Material for this task below:

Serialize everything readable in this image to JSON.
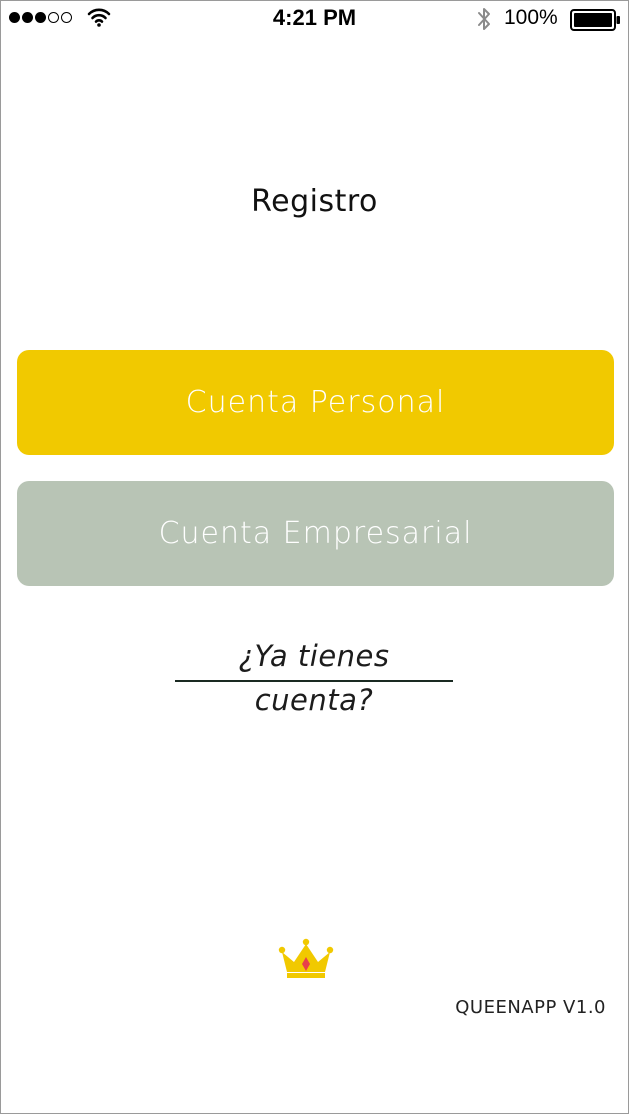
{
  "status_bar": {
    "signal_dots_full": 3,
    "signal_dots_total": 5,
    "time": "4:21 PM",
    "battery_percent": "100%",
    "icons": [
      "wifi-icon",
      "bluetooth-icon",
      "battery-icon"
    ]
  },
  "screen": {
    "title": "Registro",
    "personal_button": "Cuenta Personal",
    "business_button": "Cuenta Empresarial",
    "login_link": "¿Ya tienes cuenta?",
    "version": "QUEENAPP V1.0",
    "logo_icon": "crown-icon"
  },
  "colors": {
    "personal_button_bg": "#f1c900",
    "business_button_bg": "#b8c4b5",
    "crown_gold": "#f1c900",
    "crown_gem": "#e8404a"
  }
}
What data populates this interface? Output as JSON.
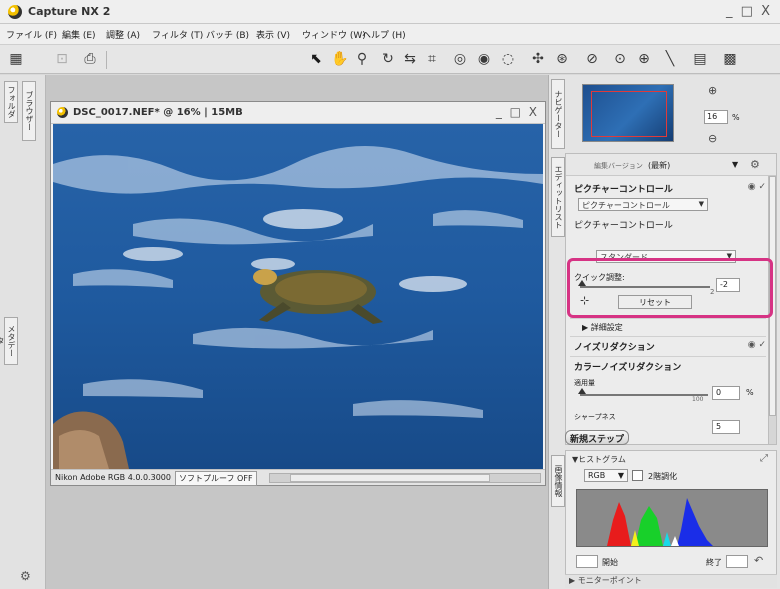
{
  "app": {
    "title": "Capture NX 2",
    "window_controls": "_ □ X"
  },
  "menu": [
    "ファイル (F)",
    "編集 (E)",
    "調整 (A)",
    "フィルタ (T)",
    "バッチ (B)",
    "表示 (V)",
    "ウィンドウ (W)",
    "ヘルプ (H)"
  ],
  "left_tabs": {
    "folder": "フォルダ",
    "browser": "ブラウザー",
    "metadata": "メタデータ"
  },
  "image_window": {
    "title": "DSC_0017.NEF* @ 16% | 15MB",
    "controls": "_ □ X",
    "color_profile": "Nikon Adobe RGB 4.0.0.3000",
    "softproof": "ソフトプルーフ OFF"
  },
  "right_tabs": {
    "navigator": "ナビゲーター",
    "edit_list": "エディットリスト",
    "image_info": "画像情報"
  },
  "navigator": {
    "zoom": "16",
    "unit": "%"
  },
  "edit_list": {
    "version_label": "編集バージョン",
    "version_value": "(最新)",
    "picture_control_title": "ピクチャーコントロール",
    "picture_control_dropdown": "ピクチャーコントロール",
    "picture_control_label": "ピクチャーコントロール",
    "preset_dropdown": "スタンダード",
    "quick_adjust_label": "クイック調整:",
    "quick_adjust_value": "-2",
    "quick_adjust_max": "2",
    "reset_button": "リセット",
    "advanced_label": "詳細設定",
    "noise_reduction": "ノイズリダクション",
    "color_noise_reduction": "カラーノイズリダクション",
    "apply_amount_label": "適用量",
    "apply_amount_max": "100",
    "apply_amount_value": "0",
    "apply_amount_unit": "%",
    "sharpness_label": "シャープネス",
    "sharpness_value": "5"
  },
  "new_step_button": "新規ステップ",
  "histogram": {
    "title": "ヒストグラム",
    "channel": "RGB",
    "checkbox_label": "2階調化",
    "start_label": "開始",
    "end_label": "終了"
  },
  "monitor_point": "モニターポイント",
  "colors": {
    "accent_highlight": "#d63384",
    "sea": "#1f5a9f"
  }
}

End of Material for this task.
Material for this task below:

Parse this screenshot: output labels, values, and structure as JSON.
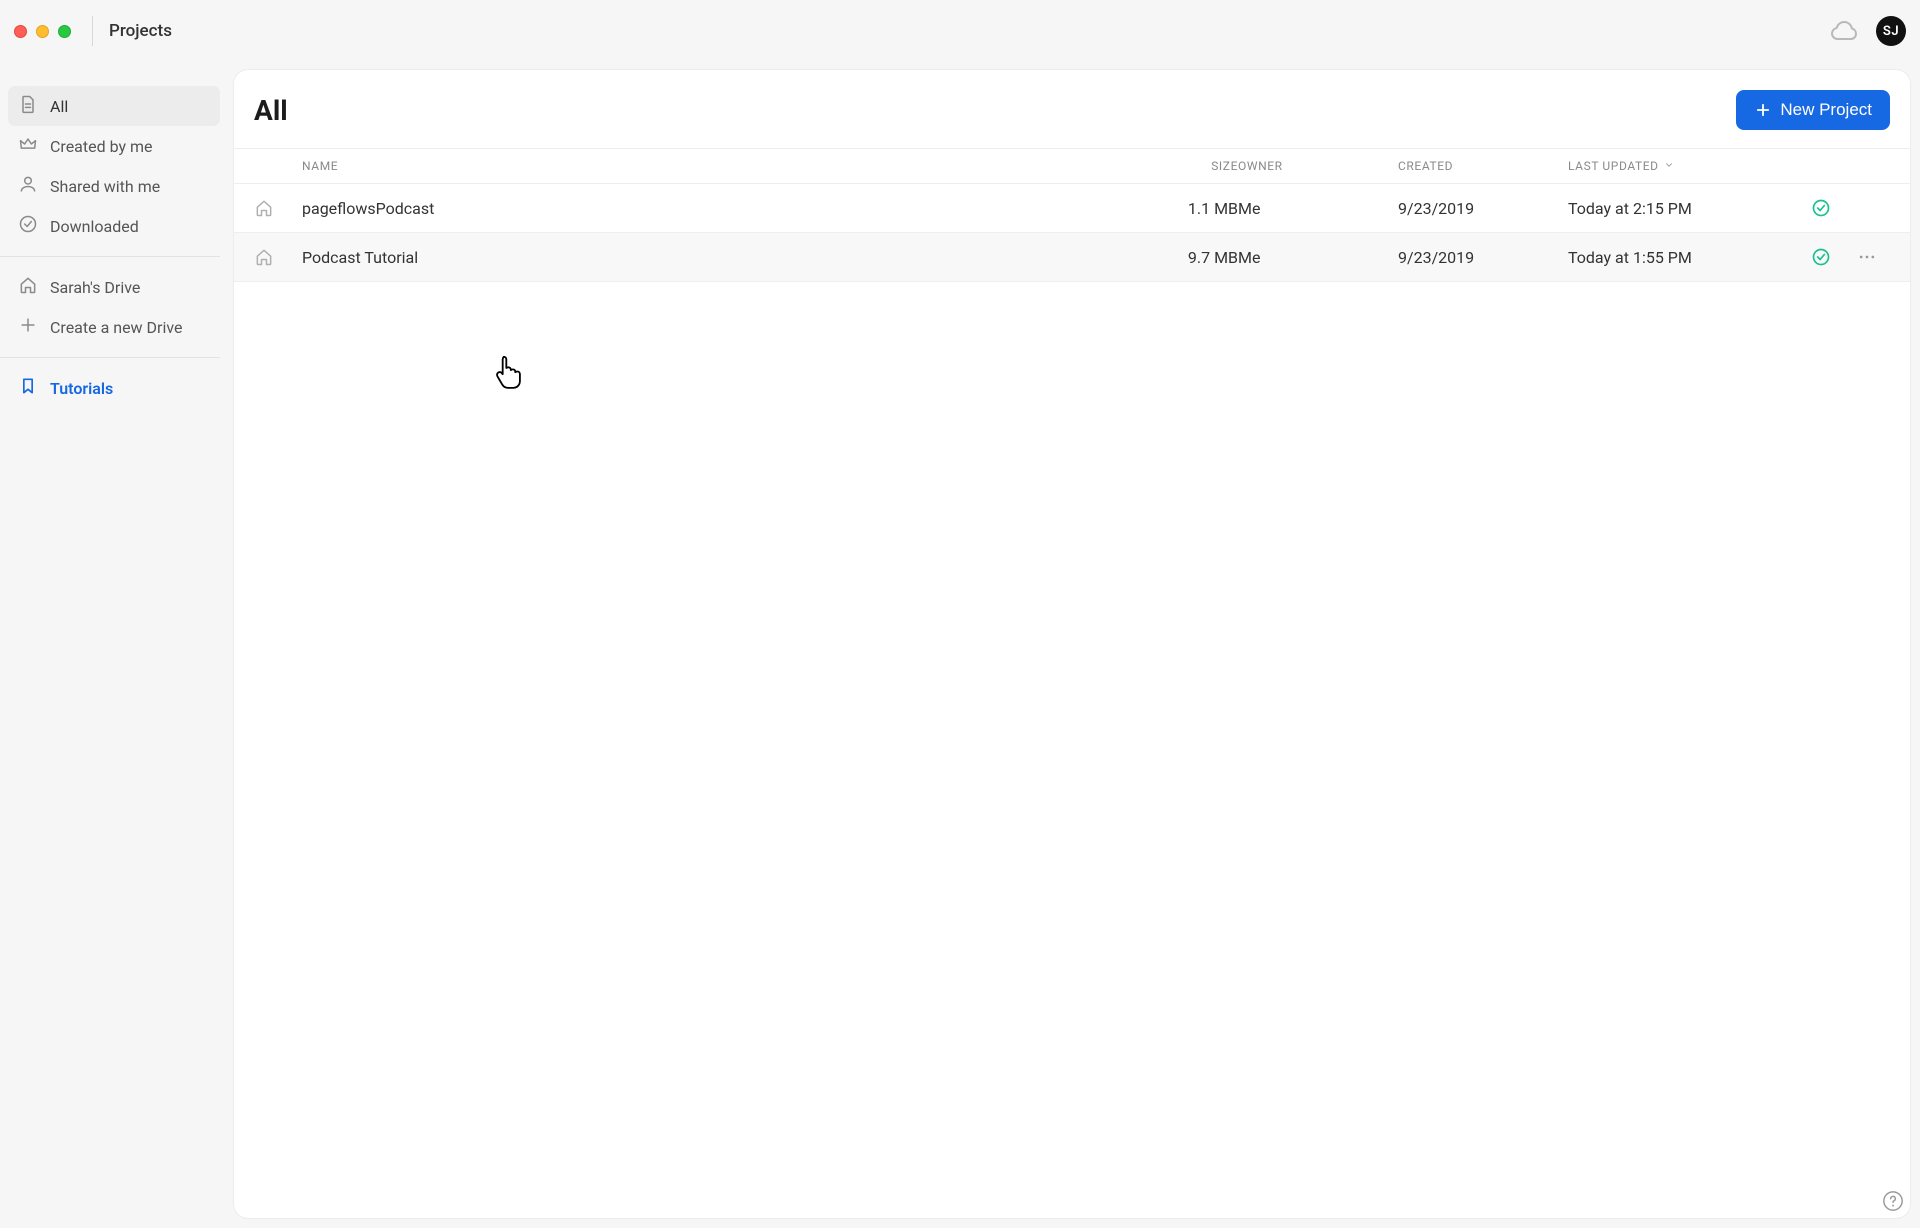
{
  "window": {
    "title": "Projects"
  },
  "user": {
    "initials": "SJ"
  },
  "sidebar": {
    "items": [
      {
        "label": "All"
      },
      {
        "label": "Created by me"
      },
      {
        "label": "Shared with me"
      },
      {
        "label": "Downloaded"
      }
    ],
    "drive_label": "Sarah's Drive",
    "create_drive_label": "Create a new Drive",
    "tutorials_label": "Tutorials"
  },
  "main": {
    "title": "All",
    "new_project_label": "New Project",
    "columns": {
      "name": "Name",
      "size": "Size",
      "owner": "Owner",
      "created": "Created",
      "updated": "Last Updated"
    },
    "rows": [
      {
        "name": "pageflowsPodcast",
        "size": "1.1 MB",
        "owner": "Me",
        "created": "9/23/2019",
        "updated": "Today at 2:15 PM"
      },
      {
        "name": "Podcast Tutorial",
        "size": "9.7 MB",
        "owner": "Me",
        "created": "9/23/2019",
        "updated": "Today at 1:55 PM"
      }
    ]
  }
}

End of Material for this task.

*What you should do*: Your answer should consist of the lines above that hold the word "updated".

*Answer*:
      "updated": "Last Updated"
        "updated": "Today at 2:15 PM"
        "updated": "Today at 1:55 PM"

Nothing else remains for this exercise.